__THE DATA__
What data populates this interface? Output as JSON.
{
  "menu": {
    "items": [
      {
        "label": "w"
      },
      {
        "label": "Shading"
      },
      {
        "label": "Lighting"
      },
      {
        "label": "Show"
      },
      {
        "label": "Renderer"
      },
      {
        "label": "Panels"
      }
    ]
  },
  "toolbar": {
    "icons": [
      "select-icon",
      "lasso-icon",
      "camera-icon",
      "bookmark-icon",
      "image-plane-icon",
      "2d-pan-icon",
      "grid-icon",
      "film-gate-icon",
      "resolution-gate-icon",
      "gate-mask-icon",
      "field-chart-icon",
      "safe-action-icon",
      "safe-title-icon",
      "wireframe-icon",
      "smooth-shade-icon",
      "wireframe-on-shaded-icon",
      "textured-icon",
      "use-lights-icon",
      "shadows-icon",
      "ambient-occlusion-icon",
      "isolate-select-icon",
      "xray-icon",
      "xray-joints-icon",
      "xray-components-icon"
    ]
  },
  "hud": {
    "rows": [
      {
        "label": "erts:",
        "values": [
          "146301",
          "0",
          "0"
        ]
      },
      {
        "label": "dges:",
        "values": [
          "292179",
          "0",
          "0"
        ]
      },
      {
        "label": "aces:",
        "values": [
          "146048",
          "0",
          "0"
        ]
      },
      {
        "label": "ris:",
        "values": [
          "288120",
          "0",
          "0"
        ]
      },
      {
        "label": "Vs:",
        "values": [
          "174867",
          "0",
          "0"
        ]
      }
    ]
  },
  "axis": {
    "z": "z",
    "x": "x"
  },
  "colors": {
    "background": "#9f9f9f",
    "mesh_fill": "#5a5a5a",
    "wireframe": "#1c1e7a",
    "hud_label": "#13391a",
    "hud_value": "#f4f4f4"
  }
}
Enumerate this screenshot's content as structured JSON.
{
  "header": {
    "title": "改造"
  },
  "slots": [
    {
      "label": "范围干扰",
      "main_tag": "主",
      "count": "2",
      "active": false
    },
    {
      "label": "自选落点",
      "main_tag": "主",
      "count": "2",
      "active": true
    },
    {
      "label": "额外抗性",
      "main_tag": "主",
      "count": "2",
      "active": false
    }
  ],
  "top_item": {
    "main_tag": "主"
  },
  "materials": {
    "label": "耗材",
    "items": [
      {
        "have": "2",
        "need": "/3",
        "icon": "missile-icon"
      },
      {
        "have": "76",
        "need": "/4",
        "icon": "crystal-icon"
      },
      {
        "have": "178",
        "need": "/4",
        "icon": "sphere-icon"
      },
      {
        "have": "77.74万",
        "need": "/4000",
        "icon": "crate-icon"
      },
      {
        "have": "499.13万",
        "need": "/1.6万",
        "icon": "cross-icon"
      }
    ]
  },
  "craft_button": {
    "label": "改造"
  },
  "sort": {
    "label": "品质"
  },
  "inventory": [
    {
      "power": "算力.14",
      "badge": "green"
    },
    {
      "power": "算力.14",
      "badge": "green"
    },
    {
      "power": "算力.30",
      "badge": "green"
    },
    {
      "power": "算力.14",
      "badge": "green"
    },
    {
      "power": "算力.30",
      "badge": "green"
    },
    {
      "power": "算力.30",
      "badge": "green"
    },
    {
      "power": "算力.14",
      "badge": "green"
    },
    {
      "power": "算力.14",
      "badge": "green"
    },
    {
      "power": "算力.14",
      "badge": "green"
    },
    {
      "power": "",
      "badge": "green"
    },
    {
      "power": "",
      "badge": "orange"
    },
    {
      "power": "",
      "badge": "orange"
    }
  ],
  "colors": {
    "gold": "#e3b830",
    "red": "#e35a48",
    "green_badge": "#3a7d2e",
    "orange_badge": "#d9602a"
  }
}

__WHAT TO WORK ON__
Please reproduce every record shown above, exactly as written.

__SOLUTION TO THIS EXERCISE__
What data populates this interface? Output as JSON.
{
  "menu": {
    "items": [
      {
        "label": "w"
      },
      {
        "label": "Shading"
      },
      {
        "label": "Lighting"
      },
      {
        "label": "Show"
      },
      {
        "label": "Renderer"
      },
      {
        "label": "Panels"
      }
    ]
  },
  "toolbar": {
    "icons": [
      "select-icon",
      "lasso-icon",
      "camera-icon",
      "bookmark-icon",
      "image-plane-icon",
      "2d-pan-icon",
      "grid-icon",
      "film-gate-icon",
      "resolution-gate-icon",
      "gate-mask-icon",
      "field-chart-icon",
      "safe-action-icon",
      "safe-title-icon",
      "wireframe-icon",
      "smooth-shade-icon",
      "wireframe-on-shaded-icon",
      "textured-icon",
      "use-lights-icon",
      "shadows-icon",
      "ambient-occlusion-icon",
      "isolate-select-icon",
      "xray-icon",
      "xray-joints-icon",
      "xray-components-icon"
    ]
  },
  "hud": {
    "rows": [
      {
        "label": "erts:",
        "values": [
          "146301",
          "0",
          "0"
        ]
      },
      {
        "label": "dges:",
        "values": [
          "292179",
          "0",
          "0"
        ]
      },
      {
        "label": "aces:",
        "values": [
          "146048",
          "0",
          "0"
        ]
      },
      {
        "label": "ris:",
        "values": [
          "288120",
          "0",
          "0"
        ]
      },
      {
        "label": "Vs:",
        "values": [
          "174867",
          "0",
          "0"
        ]
      }
    ]
  },
  "axis": {
    "z": "z",
    "x": "x"
  },
  "colors": {
    "background": "#9f9f9f",
    "mesh_fill": "#5a5a5a",
    "wireframe": "#1c1e7a",
    "hud_label": "#13391a",
    "hud_value": "#f4f4f4"
  }
}
Enumerate this screenshot's content as structured JSON.
{
  "header": {
    "title": "改造"
  },
  "slots": [
    {
      "label": "范围干扰",
      "main_tag": "主",
      "count": "2",
      "active": false
    },
    {
      "label": "自选落点",
      "main_tag": "主",
      "count": "2",
      "active": true
    },
    {
      "label": "额外抗性",
      "main_tag": "主",
      "count": "2",
      "active": false
    }
  ],
  "top_item": {
    "main_tag": "主"
  },
  "materials": {
    "label": "耗材",
    "items": [
      {
        "have": "2",
        "need": "/3",
        "icon": "missile-icon"
      },
      {
        "have": "76",
        "need": "/4",
        "icon": "crystal-icon"
      },
      {
        "have": "178",
        "need": "/4",
        "icon": "sphere-icon"
      },
      {
        "have": "77.74万",
        "need": "/4000",
        "icon": "crate-icon"
      },
      {
        "have": "499.13万",
        "need": "/1.6万",
        "icon": "cross-icon"
      }
    ]
  },
  "craft_button": {
    "label": "改造"
  },
  "sort": {
    "label": "品质"
  },
  "inventory": [
    {
      "power": "算力.14",
      "badge": "green"
    },
    {
      "power": "算力.14",
      "badge": "green"
    },
    {
      "power": "算力.30",
      "badge": "green"
    },
    {
      "power": "算力.14",
      "badge": "green"
    },
    {
      "power": "算力.30",
      "badge": "green"
    },
    {
      "power": "算力.30",
      "badge": "green"
    },
    {
      "power": "算力.14",
      "badge": "green"
    },
    {
      "power": "算力.14",
      "badge": "green"
    },
    {
      "power": "算力.14",
      "badge": "green"
    },
    {
      "power": "",
      "badge": "green"
    },
    {
      "power": "",
      "badge": "orange"
    },
    {
      "power": "",
      "badge": "orange"
    }
  ],
  "colors": {
    "gold": "#e3b830",
    "red": "#e35a48",
    "green_badge": "#3a7d2e",
    "orange_badge": "#d9602a"
  }
}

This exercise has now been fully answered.